  1. Biostratigraphic potential of freshwater hybodont sharks in Southeast Asia

Dating and correlation in non-marine environment are notoriously difficult due to the absence of many biostratigraphic markers, usually restricted to marine environment (i.e. ammonites and foraminifera). The dating and correlation of the Khorat Group in northeastern Thailand and adjacent areas relied mostly on palynological data, although, like in Malaysia, palynomorphs are not always present in the Thais red beds. Recently, the use of hybodont sharks allowed locating the position of the Jurassic/Cretaceous boundary in the Phu Kradung Formation and the potential of hybodont sharks for correlation outside of northeastern Thailand has been demonstrated in Kut Island and South China The Malaysian discoveries offer an opportunity to establish a working biostratigraphic scale based on these fossils in the terrestrial Mesozoic of Southeast Asia.

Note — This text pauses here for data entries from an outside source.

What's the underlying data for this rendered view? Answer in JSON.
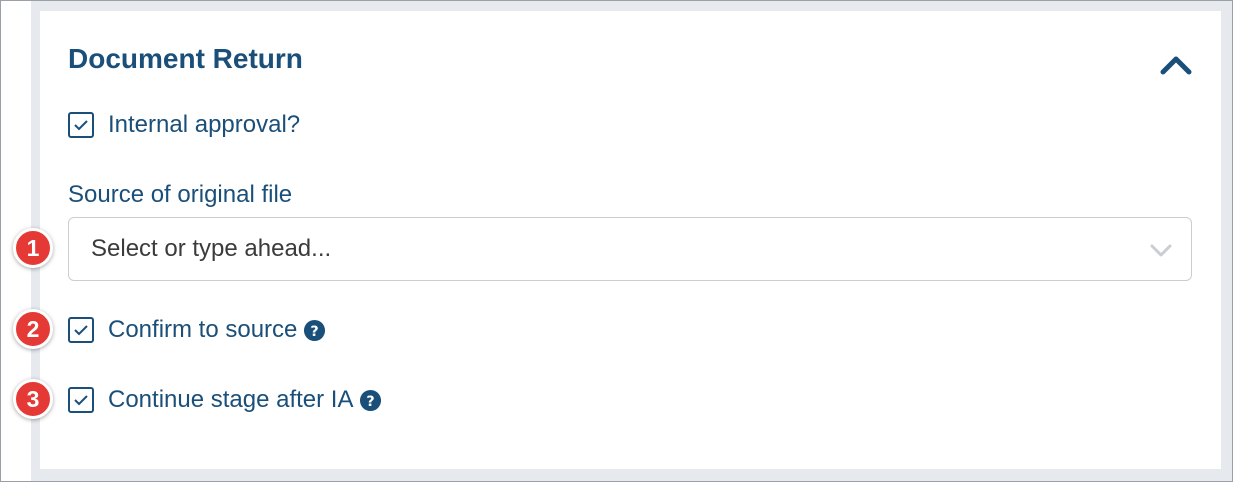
{
  "panel": {
    "title": "Document Return",
    "collapse_icon": "chevron-up-icon"
  },
  "colors": {
    "accent": "#1a4f7a",
    "badge": "#e53935",
    "panel_bg": "#e6e9ee"
  },
  "internal_approval": {
    "label": "Internal approval?",
    "checked": true
  },
  "source": {
    "label": "Source of original file",
    "placeholder": "Select or type ahead...",
    "dropdown_icon": "chevron-down-icon"
  },
  "confirm": {
    "label": "Confirm to source",
    "checked": true,
    "help_icon": "question-circle-icon"
  },
  "continue_stage": {
    "label": "Continue stage after IA",
    "checked": true,
    "help_icon": "question-circle-icon"
  },
  "callouts": [
    "1",
    "2",
    "3"
  ]
}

A full taxonomic revision of these sharks is, however, necessary before a reliable biostratigraphic scale based on hybodont sharks can be established for the non-marine Cretaceous of Southeast Asia. The deciphering of their phylogenetic relationships along with the isotopic characterization of their living environment will also vastly improve our understanding of their colonization patterns of freshwater environments.

institutions and laboratories involved

France:
• Pr. Gilles Cuny (CNRS UMR 5023, Laboratoire d’Ecologie des Hydrosystèmes naturels et anthropisés, Université Claude Bernard Lyon 1)

• Dr. Romain Amiot (CNRS UMR 5276, Laboratoire de Géologie de Lyon, Terre, Planètes, Environnement)

Malaysia

• Dr. Masatoshi Sone (Department of Geology, University of Malaya) 

• Ms. Yu He Teng (Department of Geology, University of Malaya)

China

• Dr. Jinyou Mo (Natural History Museum of Guangxi)

Thailand

• Dr. Varavudh Suteethorn (Palaeontological Research and Eductaion Centre, Mahasarakham University)